+++ DATASET EXCERPTS
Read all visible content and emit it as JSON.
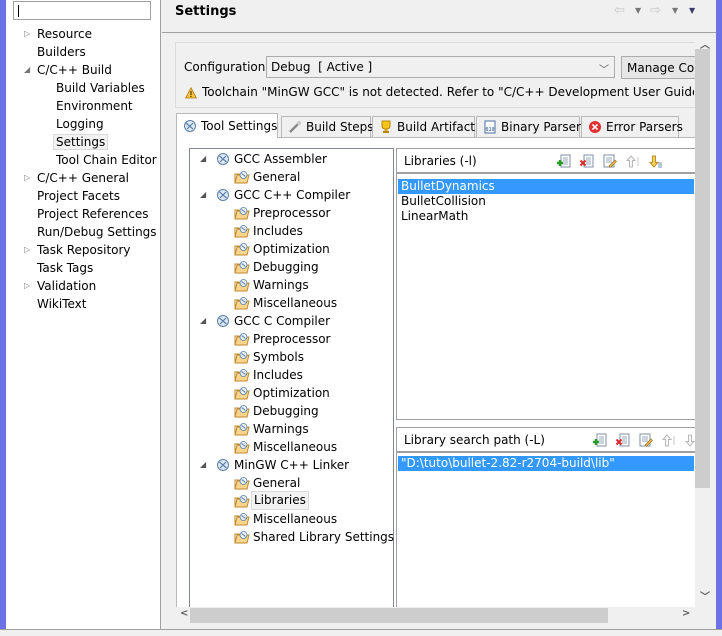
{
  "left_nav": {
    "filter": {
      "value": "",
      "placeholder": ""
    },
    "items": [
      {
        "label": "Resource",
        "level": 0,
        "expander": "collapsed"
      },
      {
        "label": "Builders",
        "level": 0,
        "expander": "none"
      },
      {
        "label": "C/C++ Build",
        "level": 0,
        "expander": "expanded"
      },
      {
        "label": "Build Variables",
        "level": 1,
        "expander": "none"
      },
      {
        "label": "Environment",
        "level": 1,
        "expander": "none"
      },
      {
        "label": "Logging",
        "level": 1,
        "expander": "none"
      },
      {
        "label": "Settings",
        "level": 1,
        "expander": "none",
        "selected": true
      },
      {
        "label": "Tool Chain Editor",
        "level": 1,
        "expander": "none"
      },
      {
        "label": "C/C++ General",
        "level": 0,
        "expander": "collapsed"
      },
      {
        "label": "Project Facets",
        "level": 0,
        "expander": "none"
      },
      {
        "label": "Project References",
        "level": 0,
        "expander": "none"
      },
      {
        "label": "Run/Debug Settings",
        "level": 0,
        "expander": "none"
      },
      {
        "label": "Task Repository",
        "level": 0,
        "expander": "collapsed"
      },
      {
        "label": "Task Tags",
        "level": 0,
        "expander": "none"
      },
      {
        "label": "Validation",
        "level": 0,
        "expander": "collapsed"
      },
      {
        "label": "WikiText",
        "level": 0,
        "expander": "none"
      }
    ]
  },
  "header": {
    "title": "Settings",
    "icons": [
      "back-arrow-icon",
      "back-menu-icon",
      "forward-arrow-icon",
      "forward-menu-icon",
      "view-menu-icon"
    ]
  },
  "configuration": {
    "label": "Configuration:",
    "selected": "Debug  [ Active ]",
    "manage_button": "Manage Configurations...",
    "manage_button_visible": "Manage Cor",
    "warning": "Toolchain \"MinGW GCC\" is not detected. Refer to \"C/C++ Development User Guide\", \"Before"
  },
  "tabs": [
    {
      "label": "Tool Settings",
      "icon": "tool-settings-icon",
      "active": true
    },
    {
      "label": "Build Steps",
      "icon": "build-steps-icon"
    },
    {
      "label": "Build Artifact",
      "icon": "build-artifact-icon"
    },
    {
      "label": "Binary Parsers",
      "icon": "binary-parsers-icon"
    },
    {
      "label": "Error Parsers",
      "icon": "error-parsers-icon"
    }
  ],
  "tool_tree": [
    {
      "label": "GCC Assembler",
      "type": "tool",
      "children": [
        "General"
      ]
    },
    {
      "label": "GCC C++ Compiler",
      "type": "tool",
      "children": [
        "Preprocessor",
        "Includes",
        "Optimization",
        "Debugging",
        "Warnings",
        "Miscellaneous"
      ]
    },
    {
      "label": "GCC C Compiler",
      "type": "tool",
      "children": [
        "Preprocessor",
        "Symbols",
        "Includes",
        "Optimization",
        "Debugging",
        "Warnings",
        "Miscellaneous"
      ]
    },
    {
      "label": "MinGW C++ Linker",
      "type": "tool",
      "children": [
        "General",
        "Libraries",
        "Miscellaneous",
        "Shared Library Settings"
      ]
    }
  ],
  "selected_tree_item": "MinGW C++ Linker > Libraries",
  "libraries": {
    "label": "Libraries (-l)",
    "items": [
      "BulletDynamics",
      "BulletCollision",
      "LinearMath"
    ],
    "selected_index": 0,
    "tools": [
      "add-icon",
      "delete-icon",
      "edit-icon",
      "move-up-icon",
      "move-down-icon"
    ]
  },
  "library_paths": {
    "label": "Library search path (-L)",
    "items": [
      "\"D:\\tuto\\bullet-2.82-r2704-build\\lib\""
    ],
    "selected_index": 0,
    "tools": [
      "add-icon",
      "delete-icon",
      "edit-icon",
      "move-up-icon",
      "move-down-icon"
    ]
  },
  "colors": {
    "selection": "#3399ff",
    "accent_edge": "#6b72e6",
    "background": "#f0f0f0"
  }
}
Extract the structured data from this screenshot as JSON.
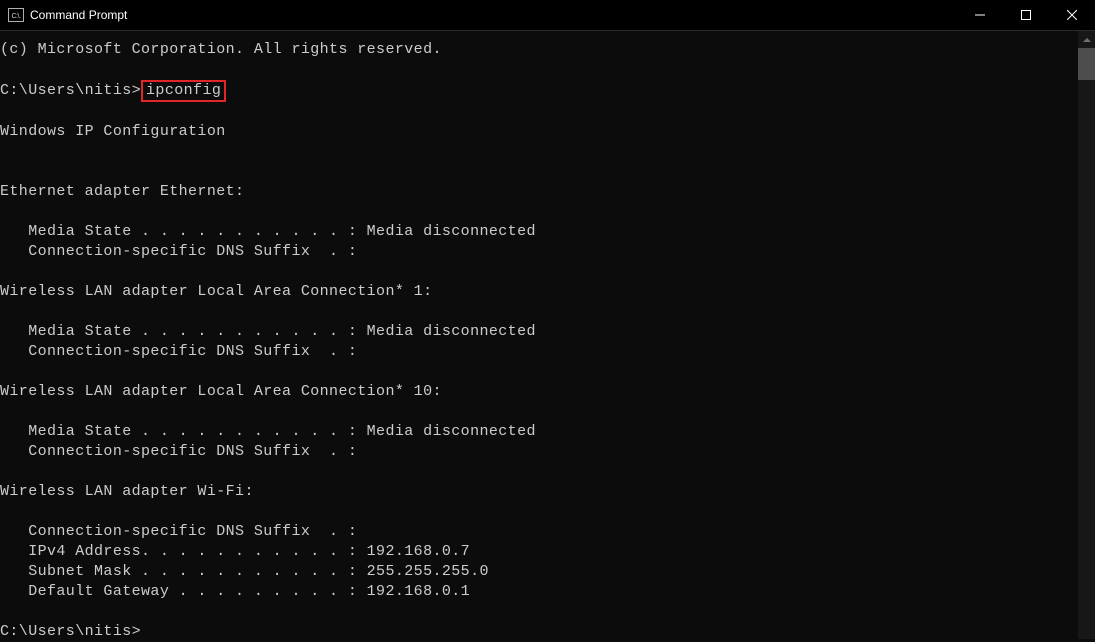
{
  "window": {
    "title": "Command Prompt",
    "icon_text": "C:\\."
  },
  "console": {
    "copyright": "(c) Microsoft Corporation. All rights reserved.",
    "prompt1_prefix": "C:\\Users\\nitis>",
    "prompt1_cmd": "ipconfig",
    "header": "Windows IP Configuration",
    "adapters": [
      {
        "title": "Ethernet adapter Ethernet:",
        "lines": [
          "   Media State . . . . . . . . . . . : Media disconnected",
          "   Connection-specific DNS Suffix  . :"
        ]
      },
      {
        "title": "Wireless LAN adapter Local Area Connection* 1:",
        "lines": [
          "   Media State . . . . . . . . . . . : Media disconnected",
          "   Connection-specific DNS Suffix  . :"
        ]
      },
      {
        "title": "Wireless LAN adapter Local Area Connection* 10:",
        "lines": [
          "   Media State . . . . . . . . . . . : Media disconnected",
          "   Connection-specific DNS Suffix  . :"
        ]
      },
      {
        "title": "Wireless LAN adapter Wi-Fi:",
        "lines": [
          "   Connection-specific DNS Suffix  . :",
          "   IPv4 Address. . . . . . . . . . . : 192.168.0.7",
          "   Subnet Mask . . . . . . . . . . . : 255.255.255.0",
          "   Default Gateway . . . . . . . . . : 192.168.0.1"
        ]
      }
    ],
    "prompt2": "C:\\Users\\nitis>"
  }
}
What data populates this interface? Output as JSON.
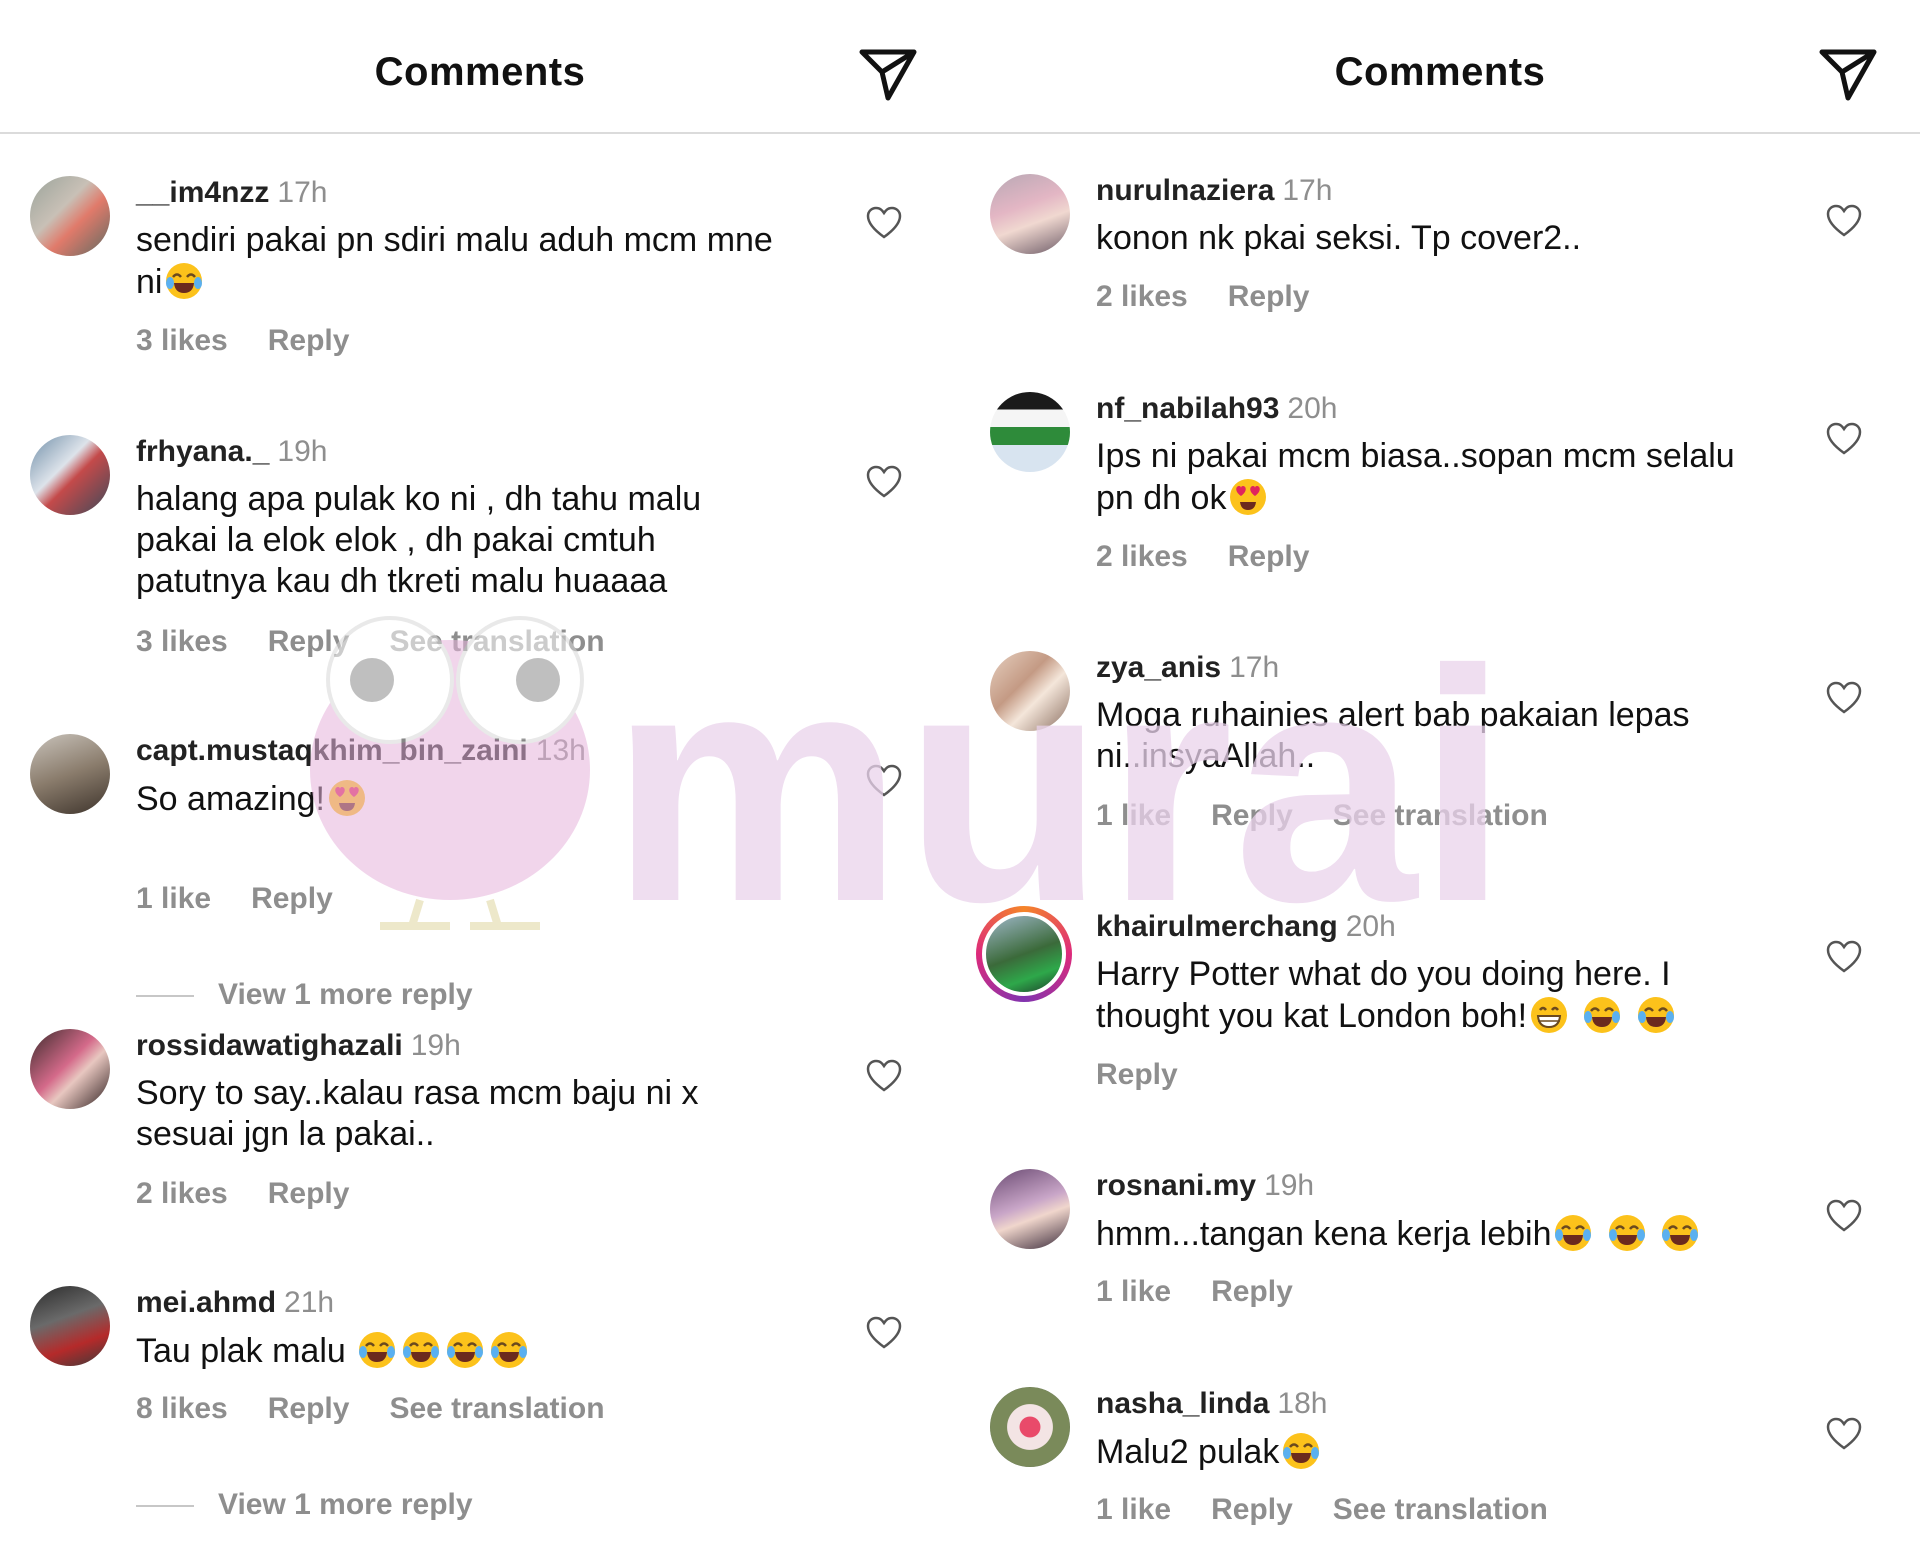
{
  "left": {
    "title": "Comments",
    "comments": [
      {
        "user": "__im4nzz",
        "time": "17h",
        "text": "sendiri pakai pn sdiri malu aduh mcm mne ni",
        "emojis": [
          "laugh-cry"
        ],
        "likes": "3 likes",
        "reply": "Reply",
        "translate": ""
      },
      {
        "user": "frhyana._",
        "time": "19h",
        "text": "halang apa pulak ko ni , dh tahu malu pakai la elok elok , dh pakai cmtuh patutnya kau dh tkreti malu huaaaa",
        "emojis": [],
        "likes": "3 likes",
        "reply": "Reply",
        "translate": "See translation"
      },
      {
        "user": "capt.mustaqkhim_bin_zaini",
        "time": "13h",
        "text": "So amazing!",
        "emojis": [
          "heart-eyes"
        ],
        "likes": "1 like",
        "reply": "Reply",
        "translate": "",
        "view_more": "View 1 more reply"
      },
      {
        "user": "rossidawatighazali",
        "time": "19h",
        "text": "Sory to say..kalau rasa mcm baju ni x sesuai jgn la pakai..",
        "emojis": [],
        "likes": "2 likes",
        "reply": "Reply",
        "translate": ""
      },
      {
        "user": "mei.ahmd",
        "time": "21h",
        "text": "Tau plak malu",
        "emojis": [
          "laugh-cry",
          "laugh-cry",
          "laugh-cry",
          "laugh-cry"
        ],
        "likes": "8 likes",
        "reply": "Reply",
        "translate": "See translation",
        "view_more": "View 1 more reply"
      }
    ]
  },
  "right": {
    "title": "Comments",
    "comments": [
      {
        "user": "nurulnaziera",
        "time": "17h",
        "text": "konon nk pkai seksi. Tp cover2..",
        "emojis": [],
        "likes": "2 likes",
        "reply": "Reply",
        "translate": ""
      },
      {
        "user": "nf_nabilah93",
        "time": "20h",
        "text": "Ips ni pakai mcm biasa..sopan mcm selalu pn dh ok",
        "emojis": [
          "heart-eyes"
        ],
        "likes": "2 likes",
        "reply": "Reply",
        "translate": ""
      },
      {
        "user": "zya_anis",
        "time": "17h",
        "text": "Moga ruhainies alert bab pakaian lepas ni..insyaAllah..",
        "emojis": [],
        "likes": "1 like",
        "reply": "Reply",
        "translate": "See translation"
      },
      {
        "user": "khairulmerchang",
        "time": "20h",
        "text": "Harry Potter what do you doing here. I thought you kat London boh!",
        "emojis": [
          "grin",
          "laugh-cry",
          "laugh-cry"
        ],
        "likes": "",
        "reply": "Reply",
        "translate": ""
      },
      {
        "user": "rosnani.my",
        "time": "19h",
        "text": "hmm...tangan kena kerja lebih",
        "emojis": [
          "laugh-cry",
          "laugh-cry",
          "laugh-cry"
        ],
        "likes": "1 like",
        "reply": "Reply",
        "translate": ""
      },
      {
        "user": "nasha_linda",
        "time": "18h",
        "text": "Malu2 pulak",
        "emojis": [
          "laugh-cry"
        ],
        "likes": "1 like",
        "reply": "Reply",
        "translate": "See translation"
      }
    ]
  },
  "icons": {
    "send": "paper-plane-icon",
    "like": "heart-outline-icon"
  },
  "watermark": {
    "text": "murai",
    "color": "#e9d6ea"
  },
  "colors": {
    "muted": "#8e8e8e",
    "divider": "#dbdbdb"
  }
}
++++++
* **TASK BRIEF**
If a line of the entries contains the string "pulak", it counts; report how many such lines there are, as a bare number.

* **RESPONSE AREA**
2